Bank of England votes for first ‘real’ interest rate rise since financial crisis.

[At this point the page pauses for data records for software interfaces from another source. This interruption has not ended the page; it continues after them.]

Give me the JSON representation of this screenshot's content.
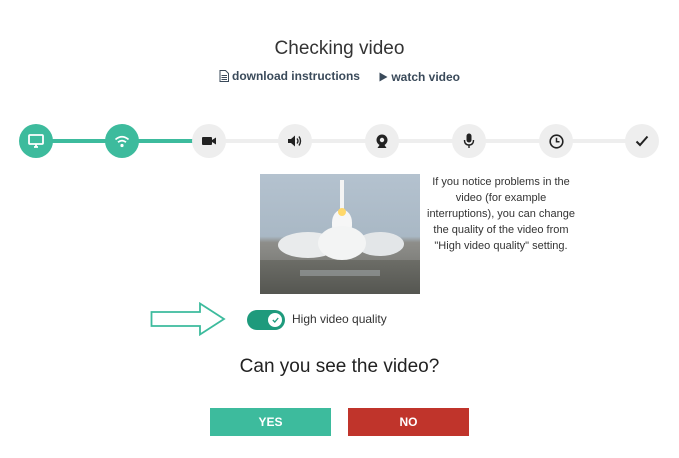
{
  "header": {
    "title": "Checking video",
    "download_label": "download instructions",
    "watch_label": "watch video"
  },
  "steps": [
    {
      "icon": "monitor-icon",
      "status": "done"
    },
    {
      "icon": "wifi-icon",
      "status": "done"
    },
    {
      "icon": "video-camera-icon",
      "status": "current"
    },
    {
      "icon": "speaker-icon",
      "status": "pending"
    },
    {
      "icon": "webcam-icon",
      "status": "pending"
    },
    {
      "icon": "microphone-icon",
      "status": "pending"
    },
    {
      "icon": "clock-icon",
      "status": "pending"
    },
    {
      "icon": "checkmark-icon",
      "status": "pending"
    }
  ],
  "info_text": "If you notice problems in the video (for example interruptions), you can change the quality of the video from \"High video quality\" setting.",
  "toggle": {
    "label": "High video quality",
    "on": true
  },
  "question": "Can you see the video?",
  "buttons": {
    "yes": "YES",
    "no": "NO"
  },
  "colors": {
    "accent": "#3dbb9d",
    "toggle": "#1e9a7c",
    "danger": "#c0342b",
    "inactive": "#eeeeee"
  }
}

The Bank of England has voted for its first “real” interest rate rise since the financial crisis as it builds ammunition to tackle a economic downturn following Brexit. The Bank’s Monetary Policy Committee (MPC) voted unanimously to hike rates to 0.75pc, their highest level in nine years. Sterling spiked following the decision but enthusiasm on currency markets quickly faded as governor Mark Carney warned that policy ahead of Brexit needed to “walk, not run”. The MPC said that recent data has confirmed that the economic slowdown in the first quarter of the year was “temporary”and that more hikes will be needed to bring inflation back to the Bank’s 2pc target. The central bank’s policymakers lifted rates last November but it was widely seen as a correction of its post-EU referendum rates cut. The hike provides savers some relief and pushes up borrowing costs but rates remain close to ultra-low levels. “The main argument for raising rates now is that it gives the Bank more room for manoeuvre when the next downturn hits,” argued Hargreaves Lansdown economist Ben Brettell. “If interest rates are 1pc or more by the time the economy sails into stormier seas, policymakers will at least be able to cut rates a couple of times before cranking up the printing presses for more QE.” Millions of homeowners with variable rate mortgages face higher payments, with many braced for increased charges of £260 a year. Following the Bank of England’s decision to raise the Bank Rate from 0.5pc to 0.75pc today, many customers with variable rate mortgages will see their interest rates increase by a corresponding amount. For those with mortgages tied directly to the Bank Rate, the interest rate will increase on 1 September for customers with most major lenders. However, HSBC confirmed it will apply higher rates from tomorrow.